With the stroke of the governor general’s pen, Conservative MP Dan Albas’s bill to eliminate the federal ban on transporting wine across provincial borders became law Thursday.
Shirley-Anne George, with the Canadian Alliance of Wine Consumers, says the prohibition-era rule never made sense to her.
“Can you imagine somebody in France saying that a Parisian could not order a case of wine from Burgundy?” George said. “So why is it acceptable here?”
The bill is especially important for small wineries that want to sell directly to consumers nationally.
There are far more reforms needed to Canadian liquor laws, advocates say, despite a federal change that was meant to make it easier for wine lovers to import the product from other provinces.
Bill C-311, sponsored by B.C. MP Dan Albas, became law on Thursday, making it legal under federal law to take wine from one province to another. But the law specifies that it’s limited according to the law in the province to which the wine is being imported.
Those laws vary, and in some places aren’t at all clear, said Mark Hicken, a lawyer specializing in wine law.
And the bill only addressed wine, not beer or spirits:
There’s a much bigger problem for craft brewers than single consumers crossing borders, said Beauchesne, who is trying to break out of his home province. Beau’s Vankleek Hill, Ont., location is about an hour from Montreal and 20 kilometres from the Quebec border, but it’s been next to impossible to get his beer to restaurants or into the province’s SAQ liquor stores.

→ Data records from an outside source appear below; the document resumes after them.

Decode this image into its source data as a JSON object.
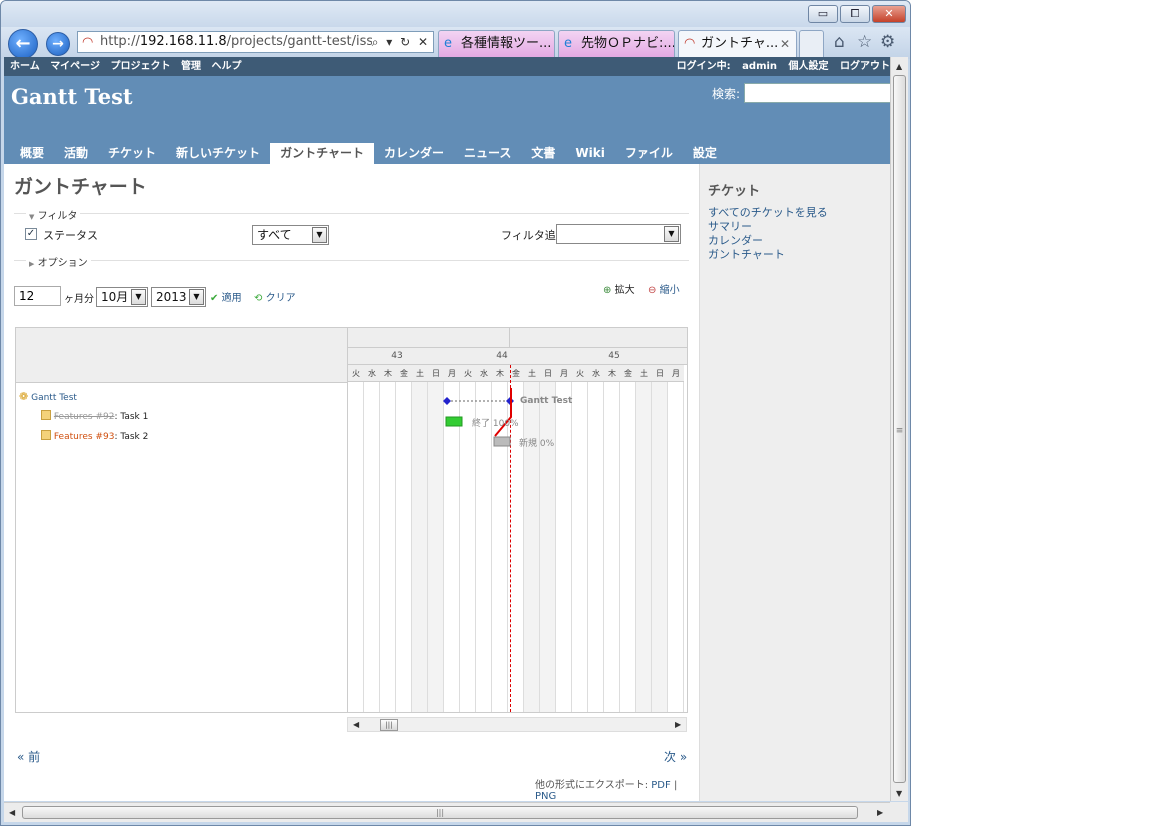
{
  "browser": {
    "window_controls": {
      "minimize": "▭",
      "maximize": "⧠",
      "close": "✕"
    },
    "back": "←",
    "forward": "→",
    "address_scheme": "http://",
    "address_host": "192.168.11.8",
    "address_path": "/projects/gantt-test/issu",
    "address_tools": "⌕ ▾ ↻ ✕",
    "tabs": [
      {
        "label": "各種情報ツー..."
      },
      {
        "label": "先物ＯＰナビ:..."
      },
      {
        "label": "ガントチャ...",
        "close": "✕"
      }
    ],
    "toolbar_icons": {
      "home": "⌂",
      "favorites": "☆",
      "settings": "⚙"
    }
  },
  "top_menu": {
    "items": [
      "ホーム",
      "マイページ",
      "プロジェクト",
      "管理",
      "ヘルプ"
    ],
    "logged_in_prefix": "ログイン中:",
    "logged_in_user": "admin",
    "my_account": "個人設定",
    "sign_out": "ログアウト"
  },
  "header": {
    "project_title": "Gantt Test",
    "search_label": "検索:"
  },
  "main_menu": [
    "概要",
    "活動",
    "チケット",
    "新しいチケット",
    "ガントチャート",
    "カレンダー",
    "ニュース",
    "文書",
    "Wiki",
    "ファイル",
    "設定"
  ],
  "page_title": "ガントチャート",
  "filters": {
    "legend": "フィルタ",
    "status_label": "ステータス",
    "status_value": "すべて",
    "add_filter_label": "フィルタ追加",
    "options_legend": "オプション",
    "months_value": "12",
    "months_suffix": "ヶ月分",
    "month_value": "10月",
    "year_value": "2013",
    "apply": "適用",
    "clear": "クリア",
    "zoom_in": "拡大",
    "zoom_out": "縮小"
  },
  "gantt": {
    "weeks": [
      "43",
      "44",
      "45"
    ],
    "days": [
      "火",
      "水",
      "木",
      "金",
      "土",
      "日",
      "月",
      "火",
      "水",
      "木",
      "金",
      "土",
      "日",
      "月",
      "火",
      "水",
      "木",
      "金",
      "土",
      "日",
      "月"
    ],
    "subjects": [
      {
        "project": "Gantt Test"
      },
      {
        "tracker": "Features #92",
        "subject": ": Task 1"
      },
      {
        "tracker": "Features #93",
        "subject": ": Task 2"
      }
    ],
    "bar_labels": {
      "project": "Gantt Test",
      "task1": "終了 100%",
      "task2": "新規 0%"
    },
    "progress": {
      "task1": 100,
      "task2": 0
    }
  },
  "pagination": {
    "prev": "« 前",
    "next": "次 »"
  },
  "export": {
    "label": "他の形式にエクスポート:",
    "pdf": "PDF",
    "sep": "|",
    "png": "PNG"
  },
  "sidebar": {
    "title": "チケット",
    "links": [
      "すべてのチケットを見る",
      "サマリー",
      "カレンダー",
      "ガントチャート"
    ]
  },
  "colors": {
    "header": "#628db6",
    "top_menu": "#3e5b76",
    "link": "#2a5a8a",
    "done_bar": "#33cc33",
    "today_line": "#dd0000"
  }
}
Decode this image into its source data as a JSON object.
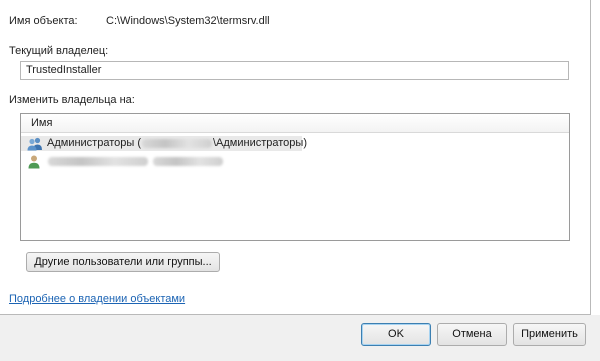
{
  "object": {
    "name_label": "Имя объекта:",
    "name_value": "C:\\Windows\\System32\\termsrv.dll"
  },
  "owner": {
    "current_label": "Текущий владелец:",
    "current_value": "TrustedInstaller",
    "change_label": "Изменить владельца на:"
  },
  "list": {
    "header": "Имя",
    "items": [
      {
        "prefix": "Администраторы (",
        "suffix": "\\Администраторы)",
        "icon": "user-group-icon",
        "selected": true
      },
      {
        "prefix": "",
        "suffix": "",
        "icon": "user-icon",
        "selected": false
      }
    ]
  },
  "buttons": {
    "other_users": "Другие пользователи или группы...",
    "ok": "OK",
    "cancel": "Отмена",
    "apply": "Применить"
  },
  "link": {
    "more_info": "Подробнее о владении объектами"
  },
  "colors": {
    "link": "#1c64b4",
    "selected_row": "#e9e9e9",
    "bottom_bar": "#f0f0f0"
  }
}
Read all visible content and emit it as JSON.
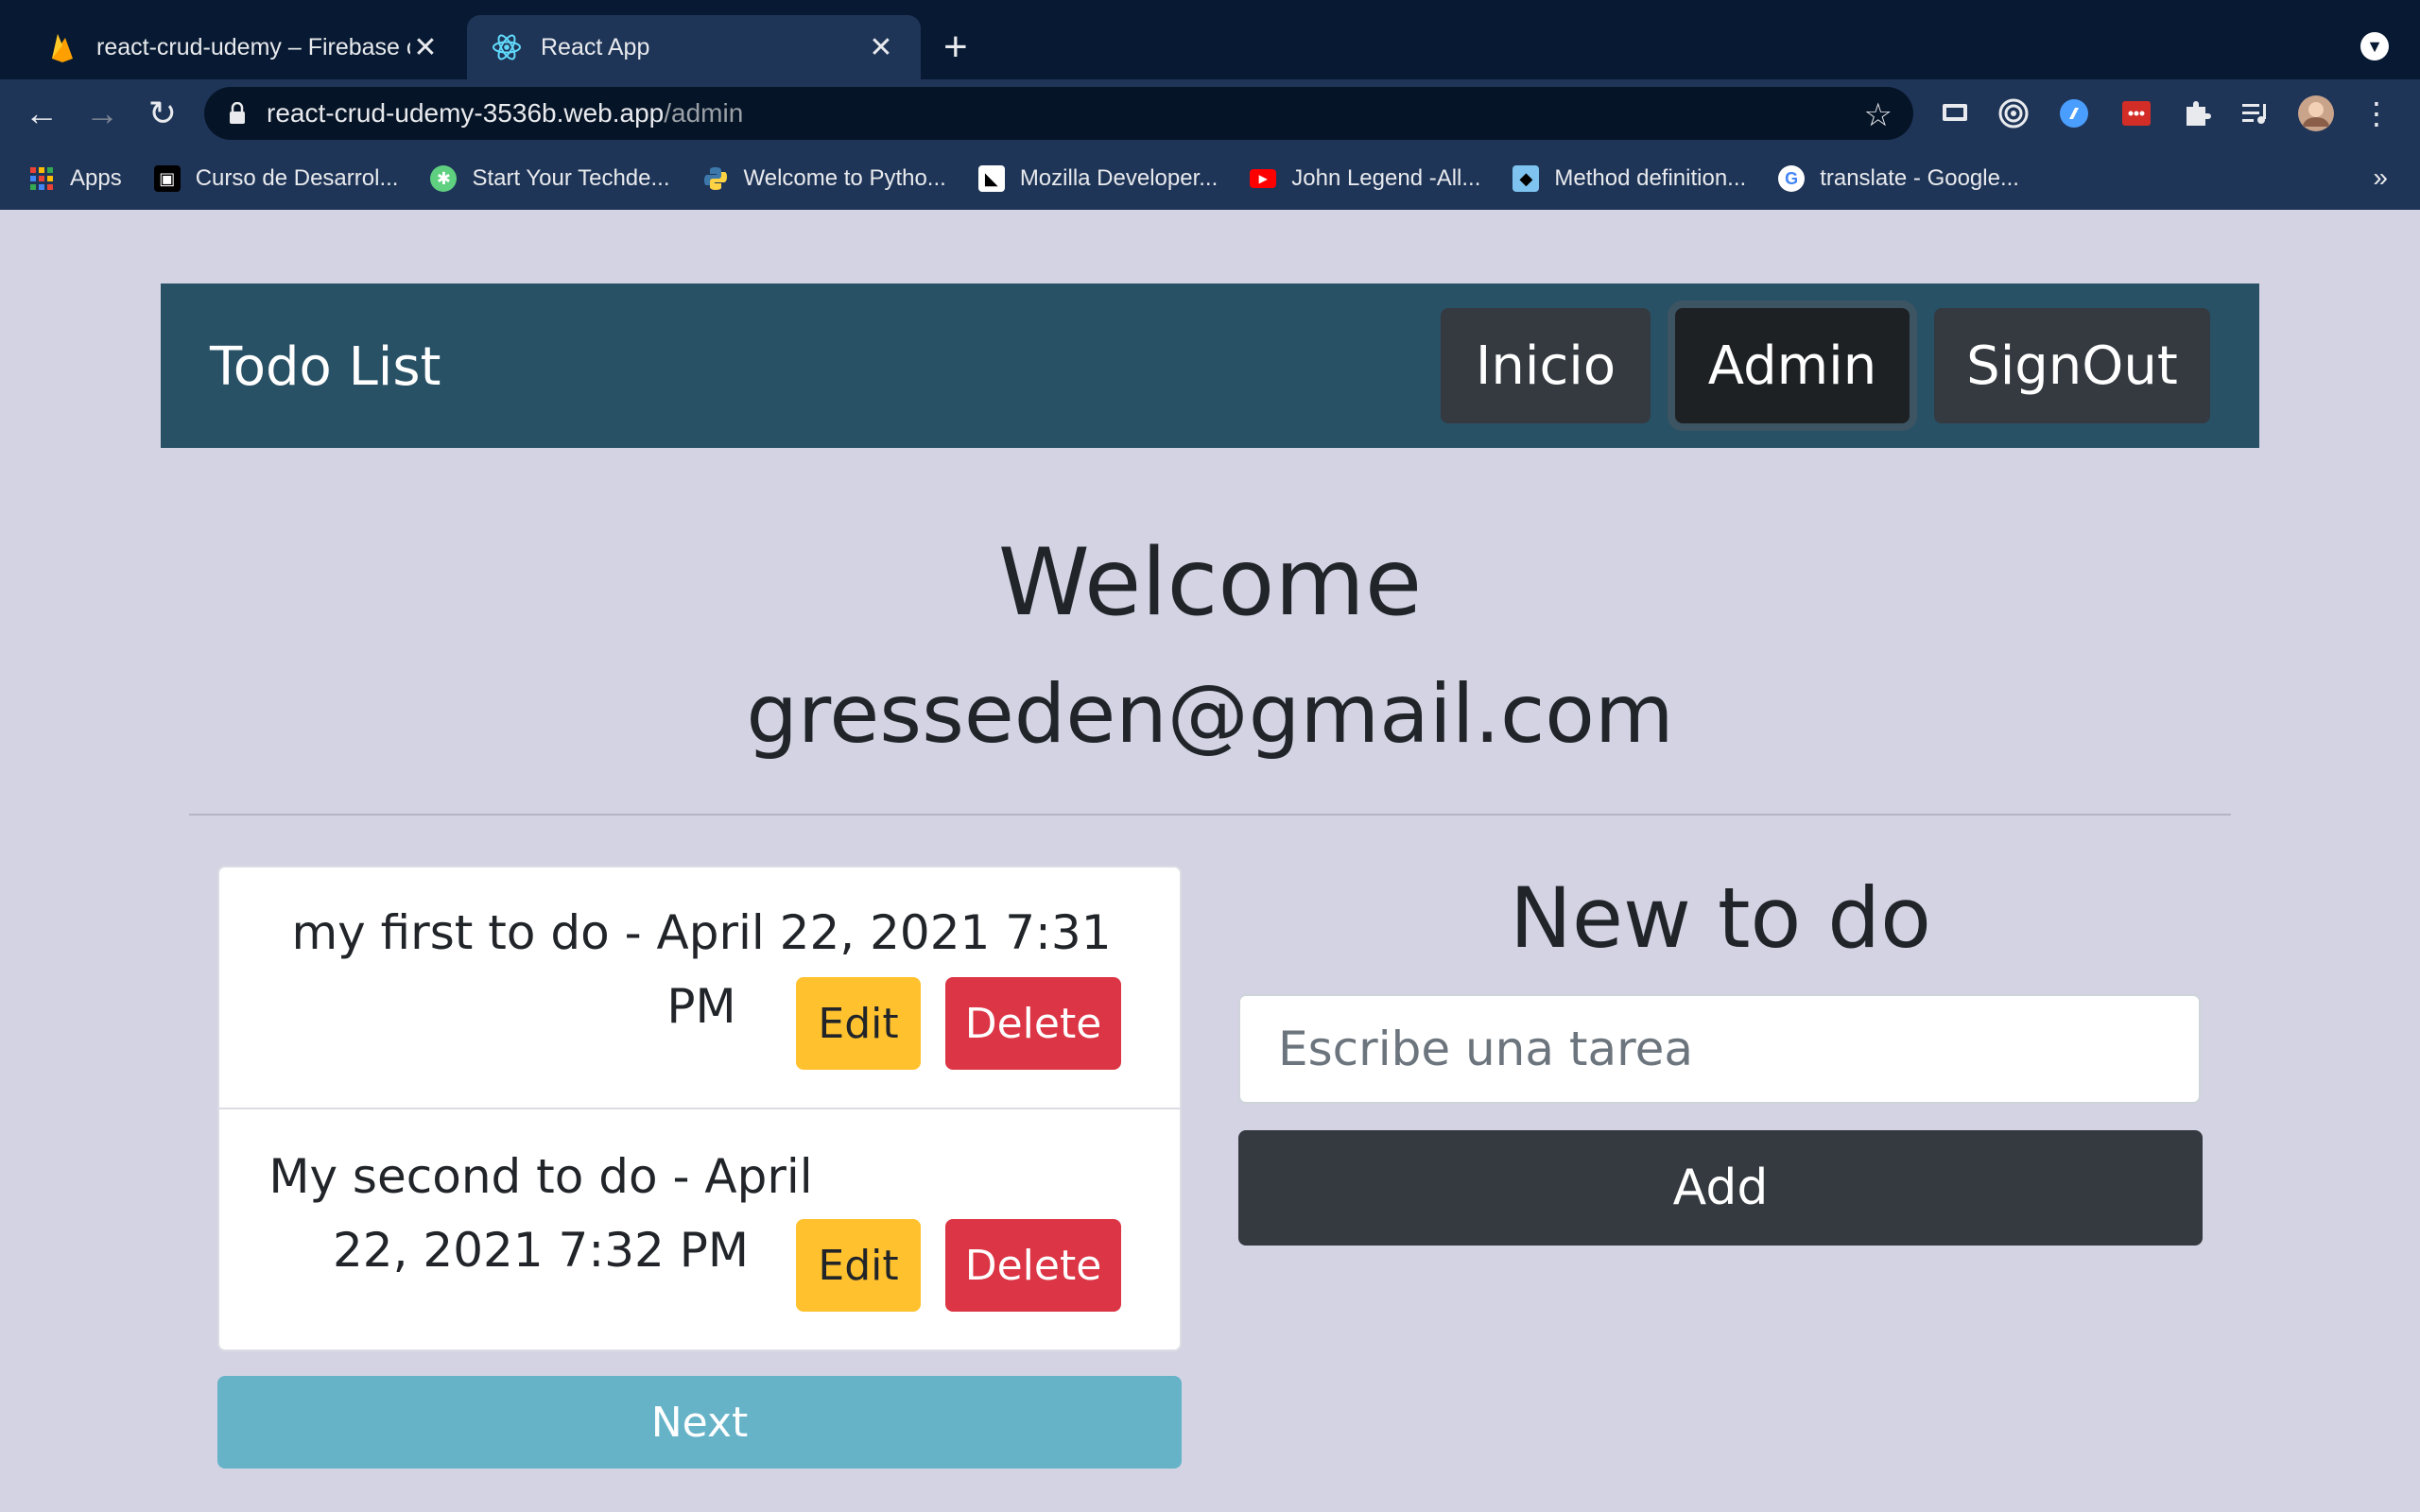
{
  "browser": {
    "tabs": [
      {
        "title": "react-crud-udemy – Firebase c",
        "icon": "firebase-icon",
        "active": false
      },
      {
        "title": "React App",
        "icon": "react-icon",
        "active": true
      }
    ],
    "url": {
      "host": "react-crud-udemy-3536b.web.app",
      "path": "/admin"
    },
    "bookmarks": [
      {
        "label": "Apps",
        "icon": "apps-grid-icon"
      },
      {
        "label": "Curso de Desarrol...",
        "icon": "robot-icon"
      },
      {
        "label": "Start Your Techde...",
        "icon": "techdegree-icon"
      },
      {
        "label": "Welcome to Pytho...",
        "icon": "python-icon"
      },
      {
        "label": "Mozilla Developer...",
        "icon": "mdn-icon"
      },
      {
        "label": "John Legend -All...",
        "icon": "youtube-icon"
      },
      {
        "label": "Method definition...",
        "icon": "method-icon"
      },
      {
        "label": "translate - Google...",
        "icon": "google-icon"
      }
    ],
    "bookmarks_more": "»"
  },
  "app": {
    "brand": "Todo List",
    "nav": {
      "inicio": "Inicio",
      "admin": "Admin",
      "signout": "SignOut"
    },
    "welcome": "Welcome",
    "email": "gresseden@gmail.com",
    "todos": [
      {
        "text": "my first to do - April 22, 2021 7:31 PM",
        "edit": "Edit",
        "delete": "Delete"
      },
      {
        "text": "My second to do - April 22, 2021 7:32 PM",
        "edit": "Edit",
        "delete": "Delete"
      }
    ],
    "next": "Next",
    "new_todo": {
      "title": "New to do",
      "placeholder": "Escribe una tarea",
      "value": "",
      "add": "Add"
    }
  },
  "colors": {
    "page_bg": "#d3d3e4",
    "navbar": "#295166",
    "dark_btn": "#343a40",
    "warning": "#ffc12e",
    "danger": "#dc3545",
    "info": "#66b3c8"
  }
}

Different regulations make it difficult for brewers in either province to cross the border.